The catalyst is what splits the water molecules and allows the hydrogen ions to make hydrogen gas. Previous attempts to develop a suitable catalyst were unsuccessful either because the materials were too expensive or too much energy was required. Furthermore, they tend to break down over time. What we did was to develop a cobalt-based molecular catalyst that sits in a solution of cobalt and potassium phosphate, so it is able to regenerate itself as it breaks down.
That is absolutely the key to my discovery and the thing I’m proudest of. This is the first self-healing catalyst ever developed. And that’s an important property because that means it can work with dirty water, even waste water. Expensive electrolyzers require absolutely pure water or else they get cruddy and stop working; in developing nations, you can’t rely on the quality of the water supply, and you don’t want to impact their potable water sources.
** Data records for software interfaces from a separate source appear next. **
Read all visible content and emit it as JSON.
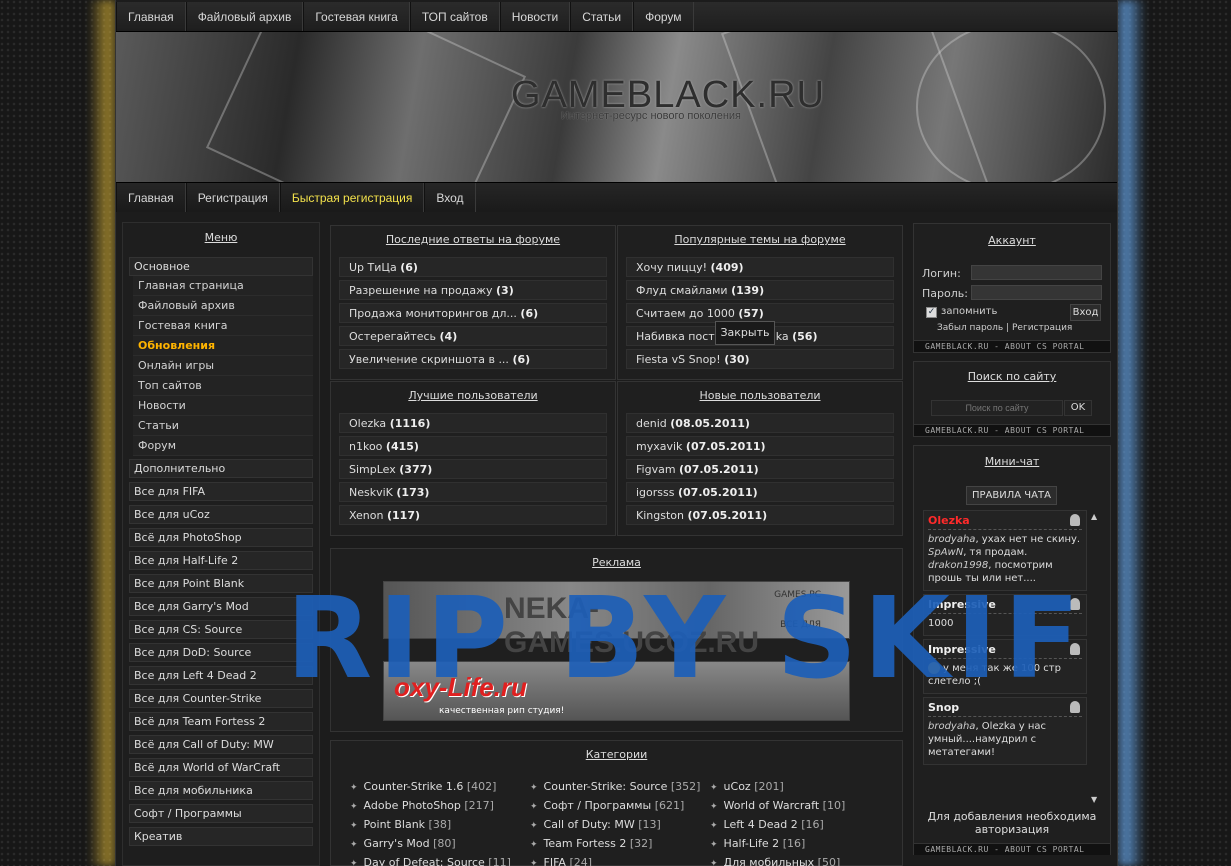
{
  "top_nav": [
    "Главная",
    "Файловый архив",
    "Гостевая книга",
    "ТОП сайтов",
    "Новости",
    "Статьи",
    "Форум"
  ],
  "banner": {
    "title": "GAMEBLACK.RU",
    "subtitle": "Интернет-ресурс нового поколения"
  },
  "sub_nav": [
    {
      "label": "Главная"
    },
    {
      "label": "Регистрация"
    },
    {
      "label": "Быстрая регистрация"
    },
    {
      "label": "Вход"
    }
  ],
  "menu": {
    "title": "Меню",
    "section": "Основное",
    "sub": [
      "Главная страница",
      "Файловый архив",
      "Гостевая книга",
      "Обновления",
      "Онлайн игры",
      "Топ сайтов",
      "Новости",
      "Статьи",
      "Форум"
    ],
    "items": [
      "Дополнительно",
      "Все для FIFA",
      "Все для uCoz",
      "Всё для PhotoShop",
      "Все для Half-Life 2",
      "Все для Point Blank",
      "Все для Garry's Mod",
      "Все для CS: Source",
      "Все для DoD: Source",
      "Все для Left 4 Dead 2",
      "Все для Counter-Strike",
      "Всё для Team Fortess 2",
      "Всё для Call of Duty: MW",
      "Всё для World of WarCraft",
      "Все для мобильника",
      "Софт / Программы",
      "Креатив"
    ]
  },
  "forum_replies": {
    "title": "Последние ответы на форуме",
    "rows": [
      {
        "t": "Up ТиЦа",
        "n": "(6)"
      },
      {
        "t": "Разрешение на продажу",
        "n": "(3)"
      },
      {
        "t": "Продажа мониторингов дл...",
        "n": "(6)"
      },
      {
        "t": "Остерегайтесь",
        "n": "(4)"
      },
      {
        "t": "Увеличение скриншота в ...",
        "n": "(6)"
      }
    ]
  },
  "popular_topics": {
    "title": "Популярные темы на форуме",
    "rows": [
      {
        "t": "Хочу пиццу!",
        "n": "(409)"
      },
      {
        "t": "Флуд смайлами",
        "n": "(139)"
      },
      {
        "t": "Считаем до 1000",
        "n": "(57)"
      },
      {
        "t": "Набивка пост",
        "n": "(56)"
      },
      {
        "t": "Fiesta vS Snop!",
        "n": "(30)"
      }
    ],
    "row4_suffix": "ka"
  },
  "best_users": {
    "title": "Лучшие пользователи",
    "rows": [
      {
        "t": "Olezka",
        "n": "(1116)"
      },
      {
        "t": "n1koo",
        "n": "(415)"
      },
      {
        "t": "SimpLex",
        "n": "(377)"
      },
      {
        "t": "NeskviK",
        "n": "(173)"
      },
      {
        "t": "Xenon",
        "n": "(117)"
      }
    ]
  },
  "new_users": {
    "title": "Новые пользователи",
    "rows": [
      {
        "t": "denid",
        "n": "(08.05.2011)"
      },
      {
        "t": "myxavik",
        "n": "(07.05.2011)"
      },
      {
        "t": "Figvam",
        "n": "(07.05.2011)"
      },
      {
        "t": "igorsss",
        "n": "(07.05.2011)"
      },
      {
        "t": "Kingston",
        "n": "(07.05.2011)"
      }
    ]
  },
  "tooltip": "Закрыть",
  "ads": {
    "title": "Реклама",
    "banner1": "NEKA-GAMES.UCOZ.RU",
    "banner1_side": "GAMES PC",
    "banner1_side2": "BCE ДЛЯ",
    "banner2": "oxy-Life.ru",
    "banner2_sub": "качественная рип студия!"
  },
  "categories": {
    "title": "Категории",
    "cols": [
      [
        [
          "Counter-Strike 1.6",
          "[402]"
        ],
        [
          "Adobe PhotoShop",
          "[217]"
        ],
        [
          "Point Blank",
          "[38]"
        ],
        [
          "Garry's Mod",
          "[80]"
        ],
        [
          "Day of Defeat: Source",
          "[11]"
        ]
      ],
      [
        [
          "Counter-Strike: Source",
          "[352]"
        ],
        [
          "Софт / Программы",
          "[621]"
        ],
        [
          "Call of Duty: MW",
          "[13]"
        ],
        [
          "Team Fortess 2",
          "[32]"
        ],
        [
          "FIFA",
          "[24]"
        ]
      ],
      [
        [
          "uCoz",
          "[201]"
        ],
        [
          "World of Warcraft",
          "[10]"
        ],
        [
          "Left 4 Dead 2",
          "[16]"
        ],
        [
          "Half-Life 2",
          "[16]"
        ],
        [
          "Для мобильных",
          "[50]"
        ]
      ]
    ]
  },
  "account": {
    "title": "Аккаунт",
    "login_label": "Логин:",
    "password_label": "Пароль:",
    "remember": "запомнить",
    "enter": "Вход",
    "forgot": "Забыл пароль",
    "register": "Регистрация"
  },
  "footer_stamp": "GAMEBLACK.RU - ABOUT CS PORTAL",
  "search": {
    "title": "Поиск по сайту",
    "placeholder": "Поиск по сайту",
    "ok": "OK"
  },
  "minichat": {
    "title": "Мини-чат",
    "rules": "ПРАВИЛА ЧАТА",
    "messages": [
      {
        "name": "Olezka",
        "name_color": "#ff2a2a",
        "lines": [
          {
            "i": "brodyaha",
            "t": ", ухах нет не скину."
          },
          {
            "i": "SpAwN",
            "t": ", тя продам."
          },
          {
            "i": "drakon1998",
            "t": ", посмотрим прошь ты или нет...."
          }
        ]
      },
      {
        "name": "Impressive",
        "lines": [
          {
            "t": "1000"
          }
        ]
      },
      {
        "name": "Impressive",
        "lines": [
          {
            "t": "у меня так же 100 стр слетело ;("
          }
        ]
      },
      {
        "name": "Snop",
        "lines": [
          {
            "i": "brodyaha",
            "t": ", Olezka у нас умный....намудрил с метатегами!"
          }
        ]
      }
    ],
    "notice": "Для добавления необходима авторизация"
  },
  "watermark": "RIP BY SKIF"
}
Enabling materials to repair themselves versus trying to create something that is indestructible: Do you believe that is a useful model for other researchers studying sustainable solutions to consider?
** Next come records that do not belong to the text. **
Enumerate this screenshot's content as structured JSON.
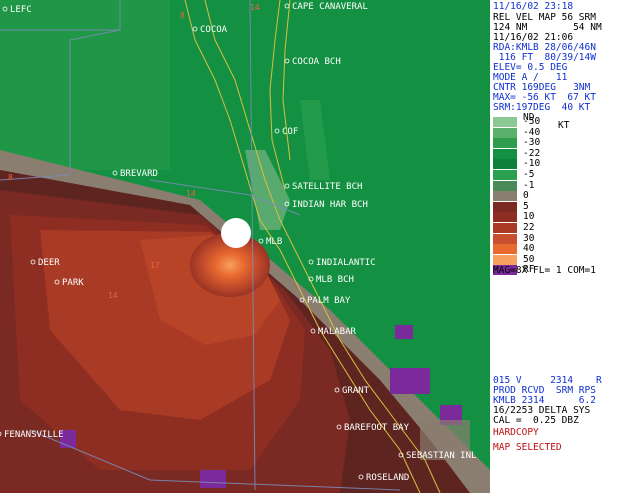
{
  "header": {
    "datetime": "11/16/02 23:18",
    "product_line": "REL VEL MAP 56 SRM",
    "range_line": "124 NM        54 NM",
    "vol_time": "11/16/02 21:06",
    "rda_line": "RDA:KMLB 28/06/46N",
    "elev_line": " 116 FT  80/39/14W",
    "elev_angle": "ELEV= 0.5 DEG",
    "mode": "MODE A /   11",
    "cntr": "CNTR 169DEG   3NM",
    "max": "MAX= -56 KT  67 KT",
    "srm": "SRM:197DEG  40 KT"
  },
  "legend": {
    "nd": "ND",
    "unit": "KT",
    "levels": [
      {
        "label": "-50",
        "color": "#8cc894"
      },
      {
        "label": "-40",
        "color": "#5ab06a"
      },
      {
        "label": "-30",
        "color": "#2e9e4c"
      },
      {
        "label": "-22",
        "color": "#139042"
      },
      {
        "label": "-10",
        "color": "#0f803a"
      },
      {
        "label": "-5",
        "color": "#2aa04e"
      },
      {
        "label": "-1",
        "color": "#4a8a58"
      },
      {
        "label": "0",
        "color": "#8a7e70"
      },
      {
        "label": "5",
        "color": "#7a2a22"
      },
      {
        "label": "10",
        "color": "#8e2e22"
      },
      {
        "label": "22",
        "color": "#a83a26"
      },
      {
        "label": "30",
        "color": "#c85030"
      },
      {
        "label": "40",
        "color": "#e86a30"
      },
      {
        "label": "50",
        "color": "#f8a060"
      },
      {
        "label": "RF",
        "color": "#7a2a9a"
      }
    ],
    "mag_line": "MAG=8X FL= 1 COM=1"
  },
  "footer": {
    "line1": "015 V     2314    R",
    "line2": "PROD RCVD  SRM RPS",
    "line3": "KMLB 2314      6.2",
    "line4": "16/2253 DELTA SYS",
    "line5": "CAL =  0.25 DBZ",
    "hardcopy": "HARDCOPY",
    "map_selected": "MAP SELECTED"
  },
  "map": {
    "towns": [
      {
        "name": "LEFC"
      },
      {
        "name": "COCOA"
      },
      {
        "name": "CAPE CANAVERAL"
      },
      {
        "name": "COCOA BCH"
      },
      {
        "name": "COF"
      },
      {
        "name": "BREVARD"
      },
      {
        "name": "SATELLITE BCH"
      },
      {
        "name": "INDIAN HAR BCH"
      },
      {
        "name": "MLB"
      },
      {
        "name": "INDIALANTIC"
      },
      {
        "name": "DEER"
      },
      {
        "name": "PARK"
      },
      {
        "name": "MLB BCH"
      },
      {
        "name": "PALM BAY"
      },
      {
        "name": "MALABAR"
      },
      {
        "name": "GRANT"
      },
      {
        "name": "BAREFOOT BAY"
      },
      {
        "name": "SEBASTIAN INL"
      },
      {
        "name": "ROSELAND"
      },
      {
        "name": "FENANSVILLE"
      }
    ],
    "county_numbers": [
      "8",
      "14",
      "8",
      "14",
      "14",
      "17"
    ]
  }
}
Definitely. I think that if you begin to look beyond sheer indestructibility, it can open up new avenues for research. And I think that’s particularly important when the technology in question won’t necessarily be deployed in carefully controlled environments. If you can’t eliminate constraints, you have to be able to work around them.
Are there risks to storing hydrogen and oxygen on one’s own property?
What we would do is to store the materials in underground storage tanks. Certainly there’s a potential risk in any form of energy, but it’s really no different than methane, which we use all the time. But scaling the technology from a lab application to actual household and neighborhood implementation will require the expertise of companies that specialize in using this kind of material safely.
What other obstacles—scientific, economic, political, social, regulatory, or other—stand in the way of widescale adoption of this technology?
As with any new technology, there are a few. I want to serve the poor, and while my discovery is cost-effective in and of itself, it relies on photovoltaic panels for the front end and a fuel cell in which to mix the hydrogen and oxygen, and these materials need to be cost-effective as well. I’m in the process of trying to forge partnerships with companies and organizations to make this happen.
Scientifically, there are still some refinements we need to do to ensure that it is super robust and maintenance free. These things are going to be in remote areas around the world, so it needs to be something you can set up and leave alone for years, and it will continue to work reliably. From a regulatory standpoint, there aren’t a lot of federal standards having to do with fuels; generally, they fall under the purview of local fire codes. But I’ll need partners to help suss that out.
What’s most exciting and promising, though, is the social acceptance my invention has received. People are very enthusiastic about this, and that proves that it satisfies a very real need. As a scientist, you can’t ask for anything more than that.